Likewise, the trend of informal, casual rustic dining doesn’t look like it’s going anywhere, and we dig that. To celebrate that movement we’ve added The Bristol, Paramount Room, Brown Trout, Kith and Kin and others.
The beauty of any list, though, is that you may not agree. So drop us a line and let us know.
—Michael Nagrant, Resto 100 editor Read the rest of this entry »
Resto 100 is, as it has been in years past, a list of “essential” restaurants, which is most definitely not synonymous with “best.” We strive to reflect a world of dining in a constant state of innovative transition, to capture a snapshot of the state of the food world at this time.
In these particular hard economic times, we find ourselves dining out a lot more at the BYOBs, mom-and pop-spots and small ethnic joints than we do at the high end. That being said, while we didn’t set out to consciously create a list to address our lighter wallets, it sure turned out that way. More than ever, this list is a cross section of the wealth of culturally diverse and reasonably priced restaurants Chicago is lucky to have. Read the rest of this entry »
By Michael Nagrant
When Del Toro opened in December 2005, it was a modest affair, devoid of the auspicious pomp surrounding most restaurant launches.
There was some buzz because local impresario Terry Alexander was reinventing his popular Wicker Park spot MOD. But when I first met chef Andrew Zimmerman, he spoke of the inspiration of a simple grilled monkfish that he had on a recent trip to Spain. He hoped to bring a similar quiet grace to Del Toro. Read the rest of this entry »
By Brian Hieggelke
Chicago restaurants lead the nation in innovation, due to the emergence of a new generation of chefs embracing and advancing the “artisanal” locally sourced aesthetic, like Paul Kahan of Blackbird, along with others taking creativity to an exotic extreme, like Grant Achatz of Alinea. They’ve kicked up a fair bit of national attention as of late, with cooing about our cooking from the New York Times, Gourmet magazine and others.
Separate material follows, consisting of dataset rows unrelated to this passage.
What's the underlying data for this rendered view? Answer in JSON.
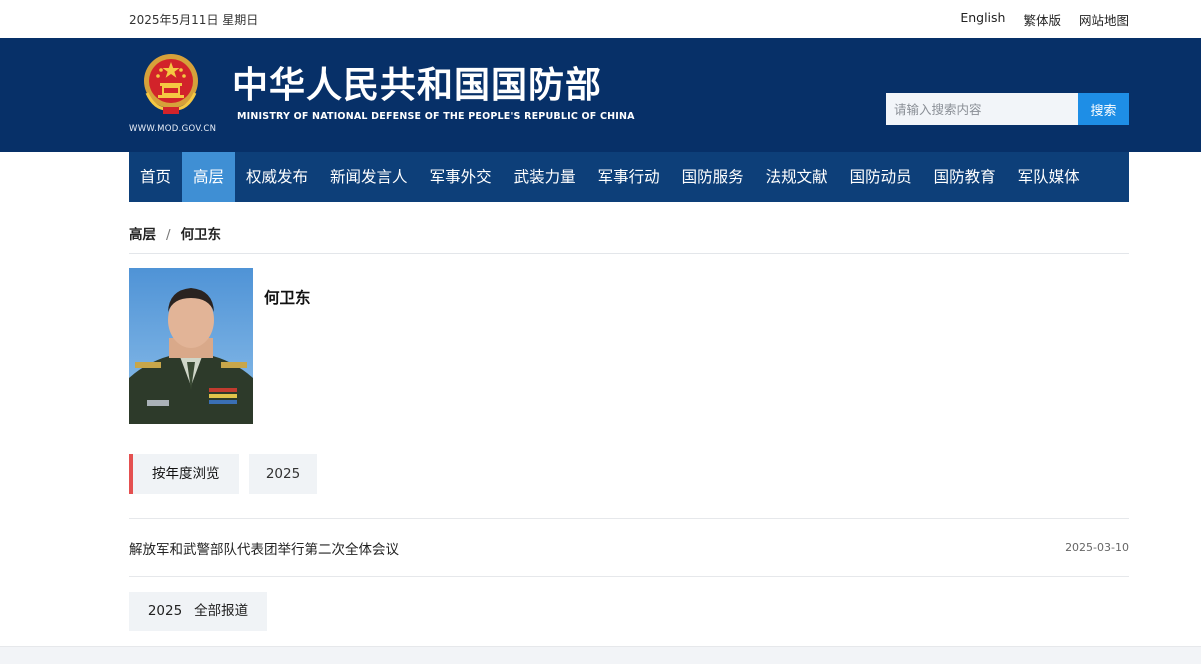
{
  "topbar": {
    "date": "2025年5月11日 星期日",
    "links": [
      "English",
      "繁体版",
      "网站地图"
    ]
  },
  "header": {
    "title_cn": "中华人民共和国国防部",
    "title_en": "MINISTRY OF NATIONAL DEFENSE OF THE PEOPLE'S REPUBLIC OF CHINA",
    "site_url": "WWW.MOD.GOV.CN",
    "search_placeholder": "请输入搜索内容",
    "search_button": "搜索"
  },
  "nav": {
    "items": [
      "首页",
      "高层",
      "权威发布",
      "新闻发言人",
      "军事外交",
      "武装力量",
      "军事行动",
      "国防服务",
      "法规文献",
      "国防动员",
      "国防教育",
      "军队媒体"
    ],
    "active": "高层"
  },
  "breadcrumb": {
    "parent": "高层",
    "sep": "/",
    "current": "何卫东"
  },
  "profile": {
    "name": "何卫东"
  },
  "browse": {
    "label": "按年度浏览",
    "year": "2025"
  },
  "news": [
    {
      "title": "解放军和武警部队代表团举行第二次全体会议",
      "date": "2025-03-10"
    }
  ],
  "all_reports": {
    "year": "2025",
    "label": "全部报道"
  },
  "colors": {
    "header_bg": "#073068",
    "nav_bg": "#0d3f79",
    "nav_active": "#3f8fd4",
    "search_button": "#1e8ee6",
    "accent_red": "#e45050"
  }
}
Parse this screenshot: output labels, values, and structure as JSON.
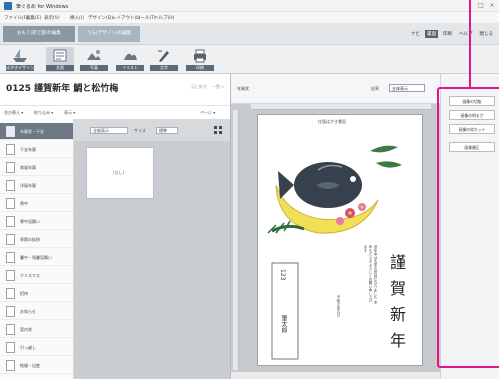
{
  "window": {
    "title": "筆ぐるめ for Windows"
  },
  "menu": [
    "ファイル(F)",
    "編集(E)",
    "表示(V)",
    "挿入(I)",
    "デザイン(D)",
    "レイアウト(L)",
    "ツール(T)",
    "ヘルプ(H)"
  ],
  "modes": {
    "tab1": "おもて(宛て面)の編集",
    "tab2": "うら(デザイン)の編集"
  },
  "top_tools": {
    "navi": "ナビ",
    "surface": "裏面",
    "print": "印刷",
    "help": "ヘルプ",
    "close": "閉じる"
  },
  "ribbon": [
    {
      "label": "はがきデザイン",
      "icon": "boat-icon"
    },
    {
      "label": "文面",
      "icon": "text-icon"
    },
    {
      "label": "写真",
      "icon": "photo-icon"
    },
    {
      "label": "イラスト",
      "icon": "illustration-icon"
    },
    {
      "label": "文字",
      "icon": "brush-icon"
    },
    {
      "label": "印刷",
      "icon": "printer-icon"
    }
  ],
  "template": {
    "title": "0125 謹賀新年 鯛と松竹梅",
    "btn_back": "元に戻す",
    "btn_list": "一覧へ"
  },
  "sortbar": {
    "sort": "並び替え ▾",
    "filter": "絞り込み ▾",
    "view": "表示 ▾",
    "page": "ページ ▾"
  },
  "categories": [
    "年賀状・干支",
    "干支年賀",
    "和風年賀",
    "洋風年賀",
    "喪中",
    "寒中見舞い",
    "季節の挨拶",
    "暑中・残暑見舞い",
    "クリスマス",
    "招待",
    "お知らせ",
    "案内状",
    "引っ越し",
    "結婚・出産"
  ],
  "thumbs": {
    "filter_select": "全般表示",
    "size_label": "サイズ",
    "size_select": "標準",
    "card_label": "(なし)"
  },
  "canvas": {
    "name": "年賀状",
    "zoom_label": "倍率",
    "zoom_value": "全体表示"
  },
  "postcard": {
    "top_label": "往復はがき書面",
    "greeting_char1": "謹",
    "greeting_char2": "賀",
    "greeting_char3": "新",
    "greeting_char4": "年",
    "message": "旧年中は大変お世話になりました 本年もどうぞよろしくお願い申し上げます",
    "year_line": "令和七年元旦",
    "sender_postcode": "123",
    "sender_name": "筆太郎"
  },
  "right_panel": {
    "btn1": "画像の切抜",
    "btn2": "画像の明るさ",
    "btn3": "画像の枠カット",
    "btn4": "画像補正"
  }
}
Within an unusually narrow window these last few weeks, three dukes of Chicago’s dining opened new establishments. Two are led by acclaimed chefs—Shawn McClain (Spring, Green Zebra) with Custom House and Michael Taus (Zealous) with Saltaus—and one by restaurateur Terry Alexander (MOD, Mia Francesca) with del Toro. It’s enough to set off a foodie frenzy, if the new places live up to the reputations of their principals.
Read the rest of this entry »